THE TWO CASKETS 9?
sible for her to do her mistress's bidding? However, she was silent, and taking the sieve went down to the well with it. Stooping over the side, she filled it to the brim, but as soon as she lifted it the water all ran out of the holes. Again and again she tried, but not a drop would remain in the sieve, and she was just turning away in despair when a flock of sparrows flew down from the sky.
'Ashes! ashes!' they twittered; and the girl looked at them and said:
'Well, I can't be in a worse plight than I am already, so I will take your advice.' And she ran back to the kitchen and filled her sieve with ashes. Then once more she dipped the sieve into the well, and, behold, this time not a drop of water disappeared!

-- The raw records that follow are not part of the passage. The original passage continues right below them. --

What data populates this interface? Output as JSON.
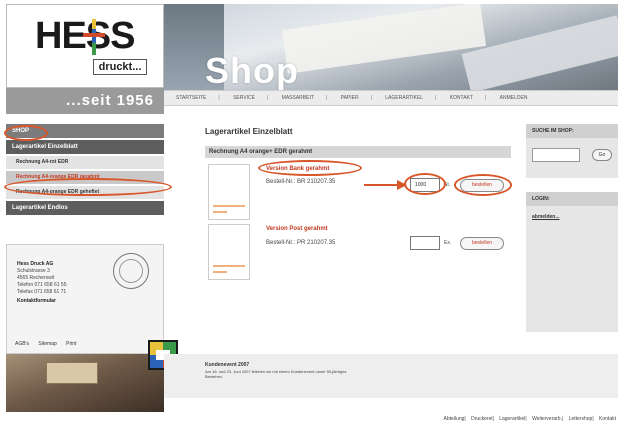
{
  "brand": {
    "logo_text": "HESS",
    "logo_sub": "druckt...",
    "since": "...seit 1956"
  },
  "header": {
    "title": "Shop"
  },
  "top_nav": [
    "STARTSEITE",
    "SERVICE",
    "MASSARBEIT",
    "PAPIER",
    "LAGERARTIKEL",
    "KONTAKT",
    "ANMELDEN"
  ],
  "left_nav": {
    "shop_label": "SHOP",
    "group1": "Lagerartikel Einzelblatt",
    "sub1": "Rechnung A4-rot EDR",
    "sub2": "Rechnung A4-orange EDR gerahmt",
    "sub3": "Rechnung A4-orange EDR geheftet",
    "group2": "Lagerartikel Endlos"
  },
  "address": {
    "company": "Hess Druck AG",
    "street": "Schulstrasse 3",
    "city": "4565 Recherswil",
    "phone": "Telefon 071 658 61 55",
    "fax": "Telefax 071 658 61 71",
    "form_link": "Kontaktformular"
  },
  "left_footer": [
    "AGB's",
    "Sitemap",
    "Print"
  ],
  "main": {
    "title": "Lagerartikel Einzelblatt",
    "product_bar": "Rechnung A4 orange+ EDR gerahmt",
    "items": [
      {
        "variant": "Version Bank gerahmt",
        "order_no": "Bestell-Nr.: BR 210207.35",
        "qty": "1000",
        "unit": "St.",
        "button": "bestellen"
      },
      {
        "variant": "Version Post gerahmt",
        "order_no": "Bestell-Nr.: PR 210207.35",
        "qty": "",
        "unit": "Ex.",
        "button": "bestellen"
      }
    ]
  },
  "right": {
    "search_head": "SUCHE IM SHOP:",
    "search_btn": "Go",
    "login_head": "LOGIN:",
    "login_link": "abmelden..."
  },
  "news": {
    "title": "Kundenevent 2007",
    "text": "Am 16. und 23. Juni 2007 feierten wir mit einem Kundenevent unser 50-jähriges Bestehen."
  },
  "footer_links": [
    "Abteilung",
    "Druckerei",
    "Lagerartikel",
    "Weiterverarb.",
    "Lettershop",
    "Kontakt"
  ],
  "colors": {
    "accent": "#d8572a",
    "nav_dark": "#5e5e5e",
    "nav_mid": "#7c7c7c",
    "alert_text": "#c03a20"
  }
}
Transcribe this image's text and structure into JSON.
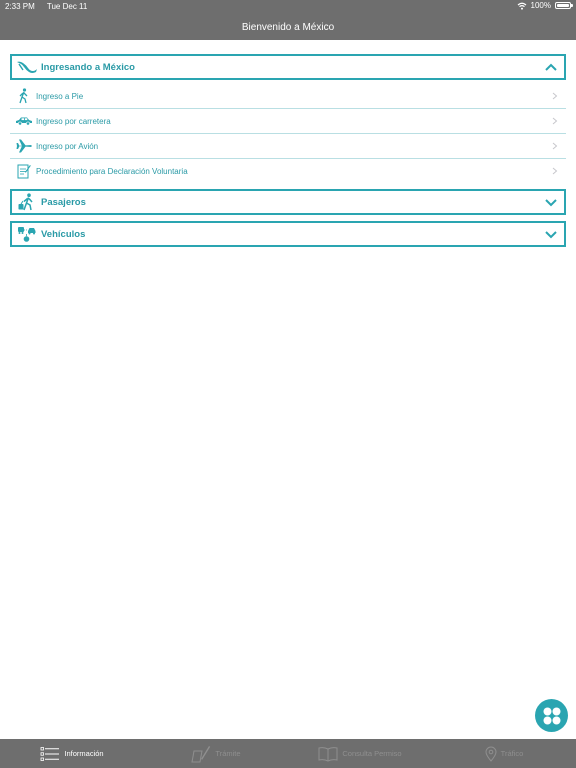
{
  "status": {
    "time": "2:33 PM",
    "date": "Tue Dec 11",
    "battery": "100%"
  },
  "nav": {
    "title": "Bienvenido a México"
  },
  "sections": [
    {
      "title": "Ingresando a México",
      "expanded": true,
      "icon": "mexico-map-icon",
      "items": [
        {
          "label": "Ingreso a Pie",
          "icon": "walking-person-icon"
        },
        {
          "label": "Ingreso por carretera",
          "icon": "car-icon"
        },
        {
          "label": "Ingreso por Avión",
          "icon": "airplane-icon"
        },
        {
          "label": "Procedimiento para Declaración Voluntaria",
          "icon": "document-pencil-icon"
        }
      ]
    },
    {
      "title": "Pasajeros",
      "expanded": false,
      "icon": "traveler-luggage-icon"
    },
    {
      "title": "Vehículos",
      "expanded": false,
      "icon": "vehicles-icon"
    }
  ],
  "tabs": [
    {
      "label": "Información",
      "active": true,
      "icon": "list-icon"
    },
    {
      "label": "Trámite",
      "active": false,
      "icon": "form-pen-icon"
    },
    {
      "label": "Consulta Permiso",
      "active": false,
      "icon": "book-icon"
    },
    {
      "label": "Tráfico",
      "active": false,
      "icon": "location-pin-icon"
    }
  ],
  "colors": {
    "accent": "#2aa5b1",
    "bar": "#6e6e6e",
    "divider": "#b9dfe3",
    "inactive_tab": "#8f8f8f"
  }
}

'Here is the sieve, mistress,' cried the girl, going to the room where the old woman was sitting.
'You are cleverer than I expected,' answered she; 'or else someone helped you who is skilled in magic' But the girl kept silence, and the old woman asked her no more questions.
Many days passed during which the girl went about her work as usual, but at length one day the old woman called her and said:
'I have something more for you to do. There are here two yarns, the one white, the other black. What you must do is to wash them in the river till the black one becomes white and the white black.' And the girl took them to the river and washed hard for several hours, but wash as she would they never changed one whit.
'This is worse than the sieve,' thought she, and was about to give up in despair when there came a rush of wings through the air, and on every twig of the birch trees which grew by the bank was perched a sparrow.
'The black to the east, the white to the west!' they sang, all at once; and the girl dried her tears and felt brave